- Data for this task

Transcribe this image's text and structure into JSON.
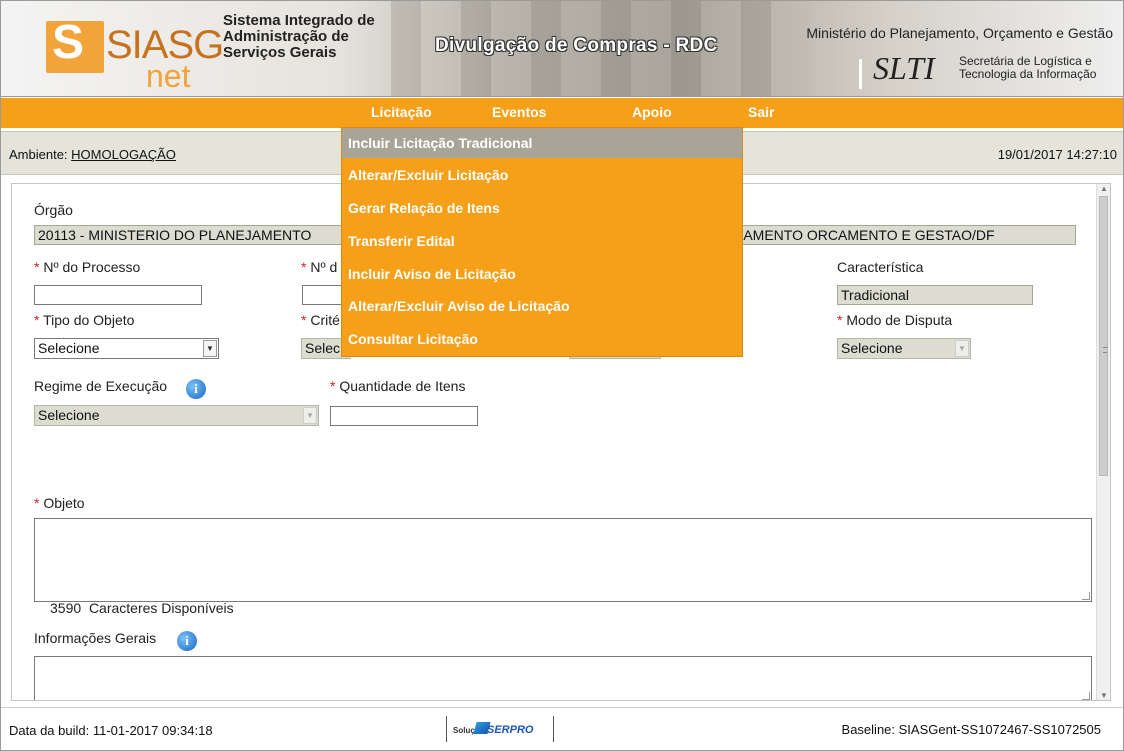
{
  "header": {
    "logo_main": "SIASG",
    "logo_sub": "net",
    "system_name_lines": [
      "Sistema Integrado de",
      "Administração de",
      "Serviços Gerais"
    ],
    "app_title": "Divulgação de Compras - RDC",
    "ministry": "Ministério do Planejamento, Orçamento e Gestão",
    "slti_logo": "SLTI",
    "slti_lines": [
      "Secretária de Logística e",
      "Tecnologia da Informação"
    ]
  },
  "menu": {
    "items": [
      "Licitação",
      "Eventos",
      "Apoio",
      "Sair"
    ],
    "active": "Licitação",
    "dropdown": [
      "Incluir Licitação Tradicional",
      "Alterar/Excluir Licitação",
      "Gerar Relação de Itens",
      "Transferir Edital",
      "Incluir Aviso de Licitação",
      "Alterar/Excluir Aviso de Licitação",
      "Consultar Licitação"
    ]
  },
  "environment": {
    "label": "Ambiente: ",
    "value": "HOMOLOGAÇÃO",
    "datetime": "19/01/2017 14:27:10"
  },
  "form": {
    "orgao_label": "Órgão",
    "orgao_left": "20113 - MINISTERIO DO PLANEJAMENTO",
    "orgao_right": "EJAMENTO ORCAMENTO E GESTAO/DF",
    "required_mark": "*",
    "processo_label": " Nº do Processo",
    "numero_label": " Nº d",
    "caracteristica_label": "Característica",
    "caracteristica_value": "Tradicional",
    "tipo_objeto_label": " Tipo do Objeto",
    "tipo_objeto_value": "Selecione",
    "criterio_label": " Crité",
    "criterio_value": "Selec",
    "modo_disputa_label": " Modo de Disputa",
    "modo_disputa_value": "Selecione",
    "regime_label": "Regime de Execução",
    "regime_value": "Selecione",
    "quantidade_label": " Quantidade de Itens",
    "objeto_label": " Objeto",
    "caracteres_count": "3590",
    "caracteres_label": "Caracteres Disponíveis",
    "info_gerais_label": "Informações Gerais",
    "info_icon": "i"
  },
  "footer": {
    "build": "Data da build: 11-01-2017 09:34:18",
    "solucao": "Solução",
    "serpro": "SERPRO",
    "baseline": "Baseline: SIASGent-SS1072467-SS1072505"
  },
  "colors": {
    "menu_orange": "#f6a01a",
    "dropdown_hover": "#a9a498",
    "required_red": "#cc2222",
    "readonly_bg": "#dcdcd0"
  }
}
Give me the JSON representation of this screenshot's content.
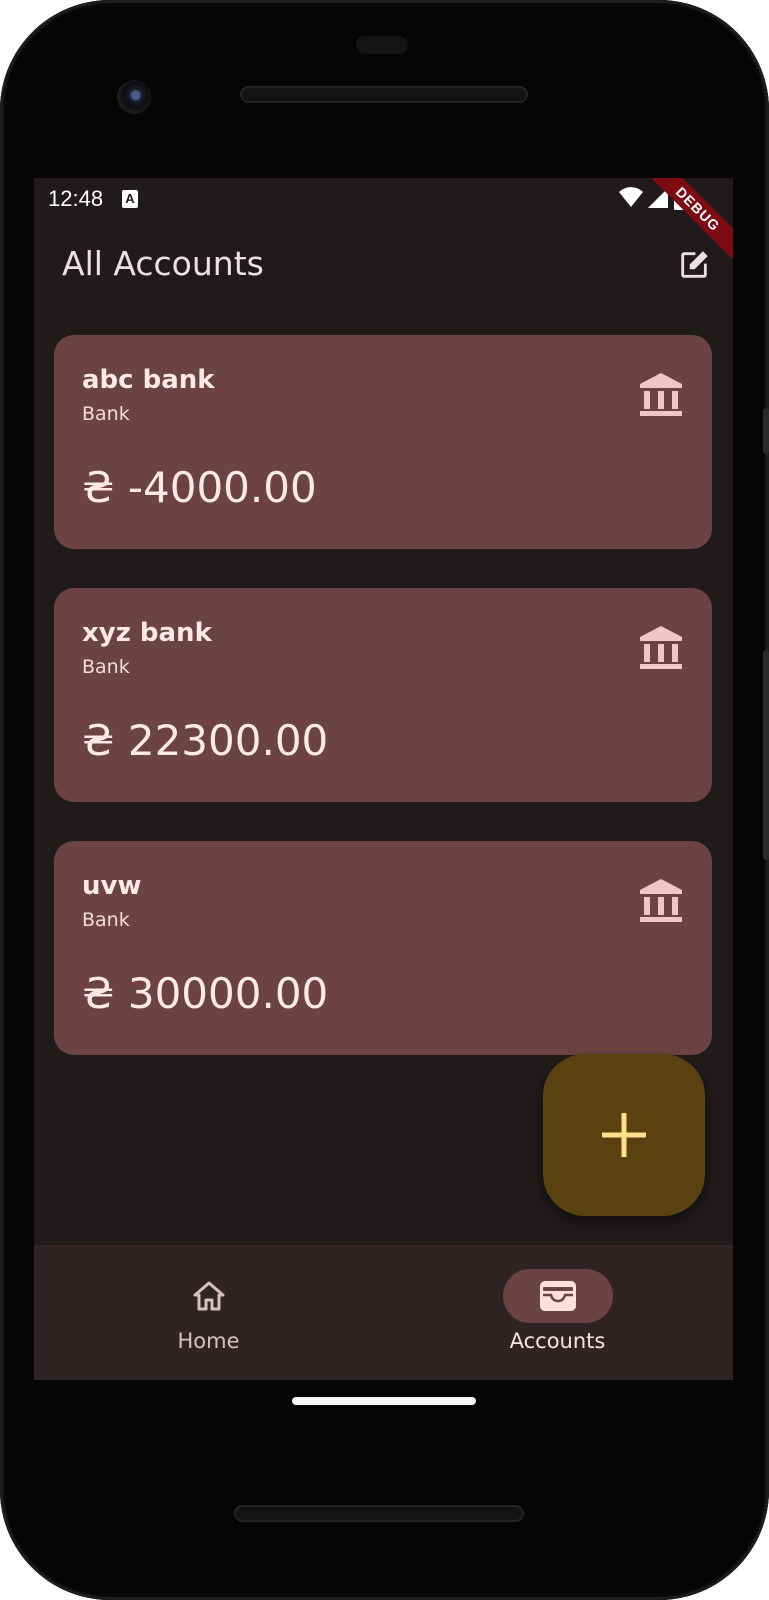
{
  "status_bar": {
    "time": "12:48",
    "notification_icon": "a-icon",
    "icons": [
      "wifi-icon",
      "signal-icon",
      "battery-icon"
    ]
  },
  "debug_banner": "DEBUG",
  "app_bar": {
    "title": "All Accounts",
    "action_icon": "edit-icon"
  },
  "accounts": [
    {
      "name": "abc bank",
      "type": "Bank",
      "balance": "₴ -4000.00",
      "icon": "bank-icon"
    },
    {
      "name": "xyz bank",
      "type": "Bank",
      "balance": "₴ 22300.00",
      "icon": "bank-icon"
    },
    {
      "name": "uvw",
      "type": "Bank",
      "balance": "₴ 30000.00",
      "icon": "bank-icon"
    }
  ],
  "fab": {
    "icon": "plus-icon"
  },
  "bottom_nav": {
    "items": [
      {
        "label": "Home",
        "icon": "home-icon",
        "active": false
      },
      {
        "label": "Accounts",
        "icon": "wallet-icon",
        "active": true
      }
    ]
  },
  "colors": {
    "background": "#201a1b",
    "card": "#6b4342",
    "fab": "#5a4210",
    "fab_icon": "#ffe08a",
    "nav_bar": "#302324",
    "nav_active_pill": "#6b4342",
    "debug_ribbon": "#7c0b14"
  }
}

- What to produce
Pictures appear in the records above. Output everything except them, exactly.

- Written answer
Transcribe this image's text and structure into JSON.
{
  "header": {
    "logo_main": "SIASG",
    "logo_sub": "net",
    "system_name_lines": [
      "Sistema Integrado de",
      "Administração de",
      "Serviços Gerais"
    ],
    "app_title": "Divulgação de Compras - RDC",
    "ministry": "Ministério do Planejamento, Orçamento e Gestão",
    "slti_logo": "SLTI",
    "slti_lines": [
      "Secretária de Logística e",
      "Tecnologia da Informação"
    ]
  },
  "menu": {
    "items": [
      "Licitação",
      "Eventos",
      "Apoio",
      "Sair"
    ],
    "active": "Licitação",
    "dropdown": [
      "Incluir Licitação Tradicional",
      "Alterar/Excluir Licitação",
      "Gerar Relação de Itens",
      "Transferir Edital",
      "Incluir Aviso de Licitação",
      "Alterar/Excluir Aviso de Licitação",
      "Consultar Licitação"
    ]
  },
  "environment": {
    "label": "Ambiente: ",
    "value": "HOMOLOGAÇÃO",
    "datetime": "19/01/2017 14:27:10"
  },
  "form": {
    "orgao_label": "Órgão",
    "orgao_left": "20113 - MINISTERIO DO PLANEJAMENTO",
    "orgao_right": "EJAMENTO ORCAMENTO E GESTAO/DF",
    "required_mark": "*",
    "processo_label": " Nº do Processo",
    "numero_label": " Nº d",
    "caracteristica_label": "Característica",
    "caracteristica_value": "Tradicional",
    "tipo_objeto_label": " Tipo do Objeto",
    "tipo_objeto_value": "Selecione",
    "criterio_label": " Crité",
    "criterio_value": "Selec",
    "modo_disputa_label": " Modo de Disputa",
    "modo_disputa_value": "Selecione",
    "regime_label": "Regime de Execução",
    "regime_value": "Selecione",
    "quantidade_label": " Quantidade de Itens",
    "objeto_label": " Objeto",
    "caracteres_count": "3590",
    "caracteres_label": "Caracteres Disponíveis",
    "info_gerais_label": "Informações Gerais",
    "info_icon": "i"
  },
  "footer": {
    "build": "Data da build: 11-01-2017 09:34:18",
    "solucao": "Solução",
    "serpro": "SERPRO",
    "baseline": "Baseline: SIASGent-SS1072467-SS1072505"
  },
  "colors": {
    "menu_orange": "#f6a01a",
    "dropdown_hover": "#a9a498",
    "required_red": "#cc2222",
    "readonly_bg": "#dcdcd0"
  }
}
Give me the JSON representation of this screenshot's content.
{
  "status_bar": {
    "time": "12:48",
    "notification_icon": "a-icon",
    "icons": [
      "wifi-icon",
      "signal-icon",
      "battery-icon"
    ]
  },
  "debug_banner": "DEBUG",
  "app_bar": {
    "title": "All Accounts",
    "action_icon": "edit-icon"
  },
  "accounts": [
    {
      "name": "abc bank",
      "type": "Bank",
      "balance": "₴ -4000.00",
      "icon": "bank-icon"
    },
    {
      "name": "xyz bank",
      "type": "Bank",
      "balance": "₴ 22300.00",
      "icon": "bank-icon"
    },
    {
      "name": "uvw",
      "type": "Bank",
      "balance": "₴ 30000.00",
      "icon": "bank-icon"
    }
  ],
  "fab": {
    "icon": "plus-icon"
  },
  "bottom_nav": {
    "items": [
      {
        "label": "Home",
        "icon": "home-icon",
        "active": false
      },
      {
        "label": "Accounts",
        "icon": "wallet-icon",
        "active": true
      }
    ]
  },
  "colors": {
    "background": "#201a1b",
    "card": "#6b4342",
    "fab": "#5a4210",
    "fab_icon": "#ffe08a",
    "nav_bar": "#302324",
    "nav_active_pill": "#6b4342",
    "debug_ribbon": "#7c0b14"
  }
}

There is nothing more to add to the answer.